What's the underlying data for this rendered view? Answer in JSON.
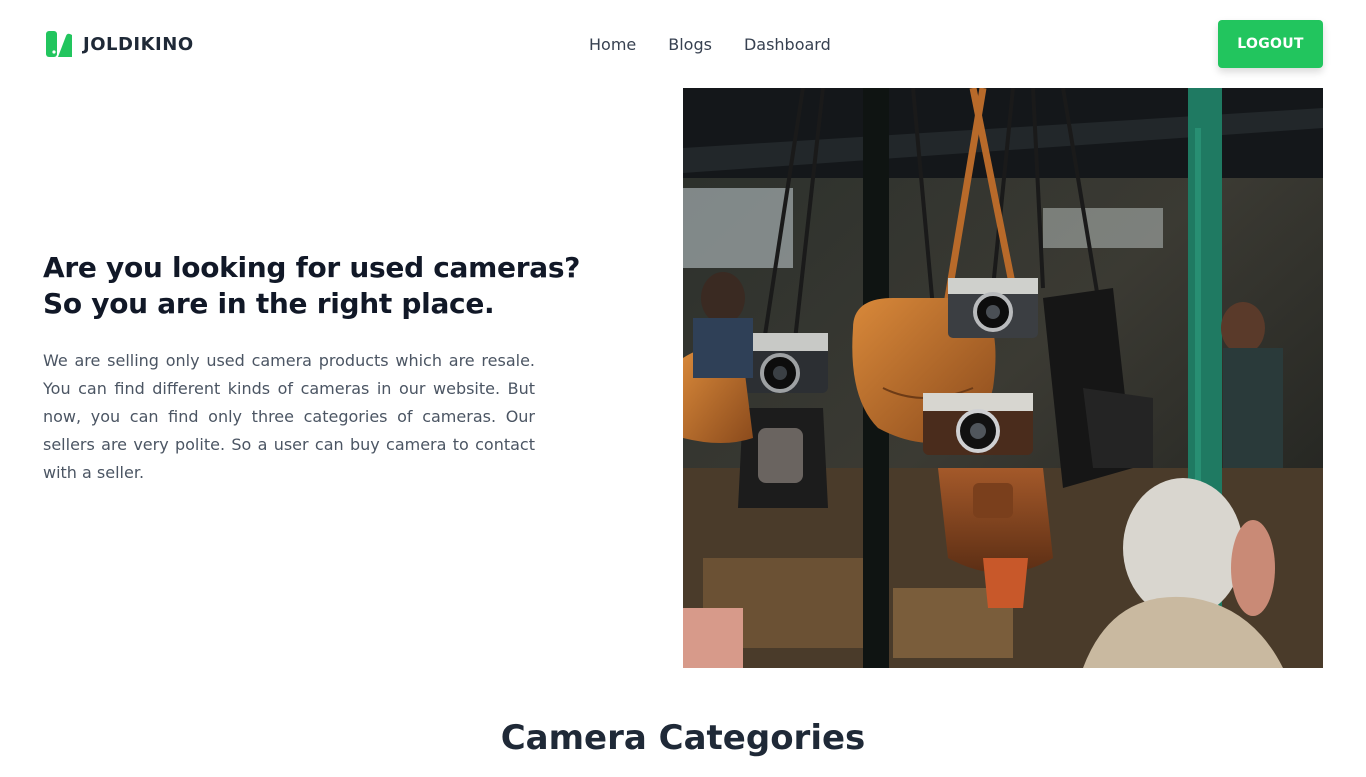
{
  "brand": {
    "name": "JOLDIKINO",
    "logo_icon": "joldikino-logo-icon",
    "accent": "#22c55e"
  },
  "nav": {
    "items": [
      "Home",
      "Blogs",
      "Dashboard"
    ]
  },
  "header": {
    "logout_label": "LOGOUT"
  },
  "hero": {
    "title_line1": "Are you looking for used cameras?",
    "title_line2": "So you are in the right place.",
    "description": "We are selling only used camera products which are resale. You can find different kinds of cameras in our website. But now, you can find only three categories of cameras. Our sellers are very polite. So a user can buy camera to contact with a seller."
  },
  "categories": {
    "title": "Camera Categories"
  }
}
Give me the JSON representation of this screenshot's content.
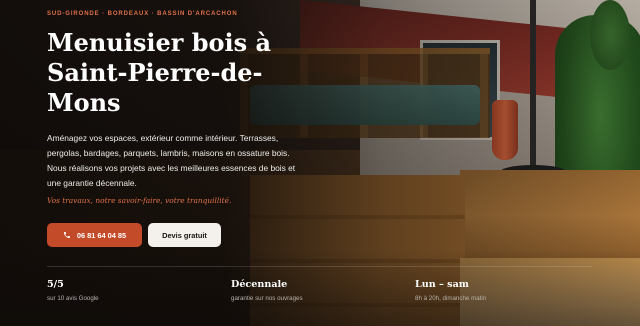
{
  "hero": {
    "eyebrow": "SUD-GIRONDE · BORDEAUX · BASSIN D'ARCACHON",
    "title": "Menuisier bois à Saint-Pierre-de-Mons",
    "lead": "Aménagez vos espaces, extérieur comme intérieur. Terrasses, pergolas, bardages, parquets, lambris, maisons en ossature bois. Nous réalisons vos projets avec les meilleures essences de bois et une garantie décennale.",
    "tagline": "Vos travaux, notre savoir-faire, votre tranquillité.",
    "call_button": {
      "label": "06 81 64 04 85",
      "icon": "phone-icon"
    },
    "quote_button": {
      "label": "Devis gratuit"
    }
  },
  "stats": [
    {
      "value": "5/5",
      "label": "sur 10 avis Google"
    },
    {
      "value": "Décennale",
      "label": "garantie sur nos ouvrages"
    },
    {
      "value": "Lun – sam",
      "label": "8h à 20h, dimanche matin"
    }
  ],
  "colors": {
    "accent": "#e07048",
    "button_primary": "#c44b2a",
    "button_secondary": "#f4f1ec"
  }
}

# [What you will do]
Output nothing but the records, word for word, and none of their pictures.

# [Task answer]
What's the underlying data for this rendered view? Answer in JSON.
{
  "brand": {
    "name": "JOLDIKINO",
    "logo_icon": "joldikino-logo-icon",
    "accent": "#22c55e"
  },
  "nav": {
    "items": [
      "Home",
      "Blogs",
      "Dashboard"
    ]
  },
  "header": {
    "logout_label": "LOGOUT"
  },
  "hero": {
    "title_line1": "Are you looking for used cameras?",
    "title_line2": "So you are in the right place.",
    "description": "We are selling only used camera products which are resale. You can find different kinds of cameras in our website. But now, you can find only three categories of cameras. Our sellers are very polite. So a user can buy camera to contact with a seller."
  },
  "categories": {
    "title": "Camera Categories"
  }
}
Give me the JSON representation of this screenshot's content.
{
  "hero": {
    "eyebrow": "SUD-GIRONDE · BORDEAUX · BASSIN D'ARCACHON",
    "title": "Menuisier bois à Saint-Pierre-de-Mons",
    "lead": "Aménagez vos espaces, extérieur comme intérieur. Terrasses, pergolas, bardages, parquets, lambris, maisons en ossature bois. Nous réalisons vos projets avec les meilleures essences de bois et une garantie décennale.",
    "tagline": "Vos travaux, notre savoir-faire, votre tranquillité.",
    "call_button": {
      "label": "06 81 64 04 85",
      "icon": "phone-icon"
    },
    "quote_button": {
      "label": "Devis gratuit"
    }
  },
  "stats": [
    {
      "value": "5/5",
      "label": "sur 10 avis Google"
    },
    {
      "value": "Décennale",
      "label": "garantie sur nos ouvrages"
    },
    {
      "value": "Lun – sam",
      "label": "8h à 20h, dimanche matin"
    }
  ],
  "colors": {
    "accent": "#e07048",
    "button_primary": "#c44b2a",
    "button_secondary": "#f4f1ec"
  }
}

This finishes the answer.